Once those documents show up on the iPad, I’ve found DEVONThink to Go on the iPad to be a pretty reasonable PDF editor. Does it match up to PDF Expert’s feature set? By no means — but in a pinch DEVONThink on the iPad can probably meet your needs.

DEVONThink has all the annotation tools you’d expect:

  • Highlights (which can be changed to underlines, squiggle underlines, or a strike-through)
  • Text boxes
  • Notes
  • Handwritten annotations
  • Marker annotations
  • Magic annotation tool that creates nicely shaped squares and circles when drawn with the Apple Pencil
  • Arrows
  • Images

If you scan through PDF Expert’s set of free PDF annotation tools, DEVONThink goes toe for toe with the best.

I especially like the ability to add a sticky note anywhere in the PDF, which is quickly notable when reading on the iPad or Mac. In an ideal world, these notes would stick to the PDF even if I emailed the PDF to someone else, but this will do for now.

DEVONThink to Go also has the ability to convert a simple PDF into a searchable PDF. Once the PDF is converted, a new OCR’d version of the PDF is added to the same group or database and can be searched for specific terms. Even on this new M1 iPad Pro, the search is a little slow, but it hasn’t failed to uncover the query I’m looking for.

And last but not least, DEVONThink to Go’s dark mode is one of the best on the App Store. Not that it’s the best dark mode theme to look at, no. But somehow, DEVONThink goes the extra mile by converting your entire PDF to a dark mode as well. So instead of those bright white screens as you late-night-cram for that exam, DEVONThink provides dark-themed PDFs to take some of the strain off your eyes.

Which Isn’t to Forget the Rest of DEVONThink’s Power Features

Once I’m done reading and annotating everything in DEVONThink on the iPad, I generally jump back into DEVONThink on the Mac to search, make connections, process, and write. DEVONThink’s searching features on the Mac are probably the best on the market — I’m especially in love with DEVONThink’s “heat map” search results that provide a “warm, warmer, warmest” idea on which search result best matches your search query.

For study, this helps with connections across databases, of course.

But DEVONThink on the Mac has jumped aboard the same backlinking train as Obsidian, Roam, Craft, and other heralded note-taking and research apps. Inside DEVONThink on the Mac, you can have the app provide a link inside a note to every reference of another file inside DEVONThink. Once the setting is turned on, DEVONThink instantaneously creates the link and allows you to jump back and forth between the connection.
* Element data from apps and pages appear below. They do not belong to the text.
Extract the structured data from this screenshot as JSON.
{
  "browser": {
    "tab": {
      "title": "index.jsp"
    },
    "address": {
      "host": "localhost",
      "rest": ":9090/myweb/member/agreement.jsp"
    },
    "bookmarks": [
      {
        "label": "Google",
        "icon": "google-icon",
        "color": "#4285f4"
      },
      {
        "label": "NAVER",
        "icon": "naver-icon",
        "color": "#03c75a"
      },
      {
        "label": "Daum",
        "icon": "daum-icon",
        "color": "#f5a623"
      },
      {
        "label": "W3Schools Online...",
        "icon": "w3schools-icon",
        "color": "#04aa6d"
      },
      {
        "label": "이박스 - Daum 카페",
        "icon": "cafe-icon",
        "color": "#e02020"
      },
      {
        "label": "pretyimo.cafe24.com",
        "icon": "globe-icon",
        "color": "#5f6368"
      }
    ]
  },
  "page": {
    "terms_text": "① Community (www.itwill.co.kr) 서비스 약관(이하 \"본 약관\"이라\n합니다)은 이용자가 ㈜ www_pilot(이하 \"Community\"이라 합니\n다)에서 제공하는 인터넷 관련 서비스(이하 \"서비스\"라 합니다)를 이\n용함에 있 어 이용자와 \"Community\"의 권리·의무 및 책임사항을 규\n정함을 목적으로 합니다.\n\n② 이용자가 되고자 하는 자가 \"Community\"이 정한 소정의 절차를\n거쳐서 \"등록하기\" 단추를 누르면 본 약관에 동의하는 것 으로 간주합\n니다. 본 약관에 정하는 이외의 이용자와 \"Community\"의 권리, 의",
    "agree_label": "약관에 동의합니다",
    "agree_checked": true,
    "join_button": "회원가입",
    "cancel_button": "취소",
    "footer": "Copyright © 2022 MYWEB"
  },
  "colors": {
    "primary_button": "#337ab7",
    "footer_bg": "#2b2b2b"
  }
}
You can also view all incoming and outgoing links to a specific file by simply hitting Control + 7. It’s quick, easy, and enlightening.

Backlinks are all the rage in the research and note-taking world, largely for good reason. DEVONThink has its own flavor of backlink support baked on top its world-class search features.

Very powerful for storing all sorts of documentation and files, if you ask me.

Wrap Up

In a perfect world, I could state you can complete this entire PDF workflow on the iPad without having to touch a Mac. (Or vice versa, you could complete this entire workflow on the Mac without having to touch an iPad, but there’s still something about highlighting and annotating with a physical pen.)

And for many casual users, I imagine DEVONThink may be priced out of range. DEVONThink Standard comes in at $99, Pro at $199, and Server $499. Fortunately for students, DEVONThink does have student pricing available.

On that note, I implore students to consider using a research app like DEVONThink to house all their studies. It’s yet another investment at a time of life where cash is at a premium — I know. But as the world continues to move towards a digital-only reality for knowledge workers, it only makes sense to get ahead of the curve by having all your baseline knowledge searchable, connected, structured, and organized.

The DEVONThink workflow I discussed above has built out the foundation for my study over the last few months and is likely going to be the foundation of my knowledge library for decades to come.

I just wish these types of tools were on my radar much, much sooner.